*Exercise details:*
Repeat the entries exactly as they stand.

Page and application data records
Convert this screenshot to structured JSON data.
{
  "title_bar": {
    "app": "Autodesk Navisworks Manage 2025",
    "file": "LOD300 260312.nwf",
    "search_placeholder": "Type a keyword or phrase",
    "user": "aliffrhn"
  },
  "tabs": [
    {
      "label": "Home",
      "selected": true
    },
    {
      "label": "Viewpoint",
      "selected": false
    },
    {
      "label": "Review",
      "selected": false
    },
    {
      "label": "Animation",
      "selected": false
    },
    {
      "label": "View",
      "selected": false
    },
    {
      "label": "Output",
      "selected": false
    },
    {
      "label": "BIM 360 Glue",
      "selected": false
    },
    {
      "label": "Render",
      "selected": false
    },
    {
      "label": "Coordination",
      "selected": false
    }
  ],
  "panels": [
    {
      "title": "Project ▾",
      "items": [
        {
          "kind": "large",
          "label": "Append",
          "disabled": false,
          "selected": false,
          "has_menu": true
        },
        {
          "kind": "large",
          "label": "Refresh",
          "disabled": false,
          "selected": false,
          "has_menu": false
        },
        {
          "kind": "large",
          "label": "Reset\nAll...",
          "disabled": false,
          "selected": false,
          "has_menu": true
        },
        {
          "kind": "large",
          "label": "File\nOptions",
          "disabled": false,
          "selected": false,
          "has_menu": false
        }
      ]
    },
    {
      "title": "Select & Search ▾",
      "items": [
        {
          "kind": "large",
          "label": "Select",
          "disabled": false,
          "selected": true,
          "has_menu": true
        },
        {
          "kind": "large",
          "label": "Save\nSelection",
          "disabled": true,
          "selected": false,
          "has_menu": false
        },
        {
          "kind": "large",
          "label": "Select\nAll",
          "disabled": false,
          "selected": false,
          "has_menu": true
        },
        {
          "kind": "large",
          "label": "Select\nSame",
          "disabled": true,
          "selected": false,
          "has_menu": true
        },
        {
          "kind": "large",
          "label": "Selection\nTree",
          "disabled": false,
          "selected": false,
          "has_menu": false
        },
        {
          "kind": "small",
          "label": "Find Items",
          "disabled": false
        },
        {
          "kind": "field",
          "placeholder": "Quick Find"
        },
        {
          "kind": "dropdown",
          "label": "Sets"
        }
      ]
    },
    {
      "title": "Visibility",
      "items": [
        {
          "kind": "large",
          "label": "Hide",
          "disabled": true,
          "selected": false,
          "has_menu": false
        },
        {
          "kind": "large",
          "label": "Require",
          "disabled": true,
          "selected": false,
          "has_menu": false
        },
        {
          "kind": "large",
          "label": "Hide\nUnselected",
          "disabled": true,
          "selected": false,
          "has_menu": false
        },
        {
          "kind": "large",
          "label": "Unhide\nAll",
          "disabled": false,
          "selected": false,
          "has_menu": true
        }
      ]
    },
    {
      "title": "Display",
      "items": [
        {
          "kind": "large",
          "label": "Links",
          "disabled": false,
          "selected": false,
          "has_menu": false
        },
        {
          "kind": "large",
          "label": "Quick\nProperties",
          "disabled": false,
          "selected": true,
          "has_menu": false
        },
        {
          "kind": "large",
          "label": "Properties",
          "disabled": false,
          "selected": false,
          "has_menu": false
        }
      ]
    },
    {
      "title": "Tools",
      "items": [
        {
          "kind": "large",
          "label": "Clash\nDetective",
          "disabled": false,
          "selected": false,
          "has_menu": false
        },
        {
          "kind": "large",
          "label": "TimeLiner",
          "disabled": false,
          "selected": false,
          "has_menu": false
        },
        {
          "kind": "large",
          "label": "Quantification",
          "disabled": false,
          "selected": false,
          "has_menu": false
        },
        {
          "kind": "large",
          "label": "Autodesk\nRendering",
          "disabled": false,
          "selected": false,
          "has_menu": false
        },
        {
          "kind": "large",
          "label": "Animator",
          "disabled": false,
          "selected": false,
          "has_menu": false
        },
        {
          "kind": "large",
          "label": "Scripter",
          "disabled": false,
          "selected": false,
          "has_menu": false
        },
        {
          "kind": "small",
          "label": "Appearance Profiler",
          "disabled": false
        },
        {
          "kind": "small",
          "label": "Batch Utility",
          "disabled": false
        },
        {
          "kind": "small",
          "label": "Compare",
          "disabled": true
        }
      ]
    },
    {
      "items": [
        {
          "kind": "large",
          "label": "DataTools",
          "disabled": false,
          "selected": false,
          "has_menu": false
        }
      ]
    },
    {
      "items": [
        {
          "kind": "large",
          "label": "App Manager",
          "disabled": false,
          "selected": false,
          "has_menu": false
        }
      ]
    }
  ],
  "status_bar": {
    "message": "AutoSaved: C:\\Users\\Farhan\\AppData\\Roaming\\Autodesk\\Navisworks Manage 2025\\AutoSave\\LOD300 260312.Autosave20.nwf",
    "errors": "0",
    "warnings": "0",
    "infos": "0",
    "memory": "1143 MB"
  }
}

*Expected answer:*
Convert this screenshot to structured JSON data.
{
  "title_bar": {
    "app": "Autodesk Navisworks Manage 2025",
    "file": "LOD300 260312.nwf",
    "search_placeholder": "Type a keyword or phrase",
    "user": "aliffrhn"
  },
  "tabs": [
    {
      "label": "Home",
      "selected": true
    },
    {
      "label": "Viewpoint",
      "selected": false
    },
    {
      "label": "Review",
      "selected": false
    },
    {
      "label": "Animation",
      "selected": false
    },
    {
      "label": "View",
      "selected": false
    },
    {
      "label": "Output",
      "selected": false
    },
    {
      "label": "BIM 360 Glue",
      "selected": false
    },
    {
      "label": "Render",
      "selected": false
    },
    {
      "label": "Coordination",
      "selected": false
    }
  ],
  "panels": [
    {
      "title": "Project ▾",
      "items": [
        {
          "kind": "large",
          "label": "Append",
          "disabled": false,
          "selected": false,
          "has_menu": true
        },
        {
          "kind": "large",
          "label": "Refresh",
          "disabled": false,
          "selected": false,
          "has_menu": false
        },
        {
          "kind": "large",
          "label": "Reset\nAll...",
          "disabled": false,
          "selected": false,
          "has_menu": true
        },
        {
          "kind": "large",
          "label": "File\nOptions",
          "disabled": false,
          "selected": false,
          "has_menu": false
        }
      ]
    },
    {
      "title": "Select & Search ▾",
      "items": [
        {
          "kind": "large",
          "label": "Select",
          "disabled": false,
          "selected": true,
          "has_menu": true
        },
        {
          "kind": "large",
          "label": "Save\nSelection",
          "disabled": true,
          "selected": false,
          "has_menu": false
        },
        {
          "kind": "large",
          "label": "Select\nAll",
          "disabled": false,
          "selected": false,
          "has_menu": true
        },
        {
          "kind": "large",
          "label": "Select\nSame",
          "disabled": true,
          "selected": false,
          "has_menu": true
        },
        {
          "kind": "large",
          "label": "Selection\nTree",
          "disabled": false,
          "selected": false,
          "has_menu": false
        },
        {
          "kind": "small",
          "label": "Find Items",
          "disabled": false
        },
        {
          "kind": "field",
          "placeholder": "Quick Find"
        },
        {
          "kind": "dropdown",
          "label": "Sets"
        }
      ]
    },
    {
      "title": "Visibility",
      "items": [
        {
          "kind": "large",
          "label": "Hide",
          "disabled": true,
          "selected": false,
          "has_menu": false
        },
        {
          "kind": "large",
          "label": "Require",
          "disabled": true,
          "selected": false,
          "has_menu": false
        },
        {
          "kind": "large",
          "label": "Hide\nUnselected",
          "disabled": true,
          "selected": false,
          "has_menu": false
        },
        {
          "kind": "large",
          "label": "Unhide\nAll",
          "disabled": false,
          "selected": false,
          "has_menu": true
        }
      ]
    },
    {
      "title": "Display",
      "items": [
        {
          "kind": "large",
          "label": "Links",
          "disabled": false,
          "selected": false,
          "has_menu": false
        },
        {
          "kind": "large",
          "label": "Quick\nProperties",
          "disabled": false,
          "selected": true,
          "has_menu": false
        },
        {
          "kind": "large",
          "label": "Properties",
          "disabled": false,
          "selected": false,
          "has_menu": false
        }
      ]
    },
    {
      "title": "Tools",
      "items": [
        {
          "kind": "large",
          "label": "Clash\nDetective",
          "disabled": false,
          "selected": false,
          "has_menu": false
        },
        {
          "kind": "large",
          "label": "TimeLiner",
          "disabled": false,
          "selected": false,
          "has_menu": false
        },
        {
          "kind": "large",
          "label": "Quantification",
          "disabled": false,
          "selected": false,
          "has_menu": false
        },
        {
          "kind": "large",
          "label": "Autodesk\nRendering",
          "disabled": false,
          "selected": false,
          "has_menu": false
        },
        {
          "kind": "large",
          "label": "Animator",
          "disabled": false,
          "selected": false,
          "has_menu": false
        },
        {
          "kind": "large",
          "label": "Scripter",
          "disabled": false,
          "selected": false,
          "has_menu": false
        },
        {
          "kind": "small",
          "label": "Appearance Profiler",
          "disabled": false
        },
        {
          "kind": "small",
          "label": "Batch Utility",
          "disabled": false
        },
        {
          "kind": "small",
          "label": "Compare",
          "disabled": true
        }
      ]
    },
    {
      "items": [
        {
          "kind": "large",
          "label": "DataTools",
          "disabled": false,
          "selected": false,
          "has_menu": false
        }
      ]
    },
    {
      "items": [
        {
          "kind": "large",
          "label": "App Manager",
          "disabled": false,
          "selected": false,
          "has_menu": false
        }
      ]
    }
  ],
  "status_bar": {
    "message": "AutoSaved: C:\\Users\\Farhan\\AppData\\Roaming\\Autodesk\\Navisworks Manage 2025\\AutoSave\\LOD300 260312.Autosave20.nwf",
    "errors": "0",
    "warnings": "0",
    "infos": "0",
    "memory": "1143 MB"
  }
}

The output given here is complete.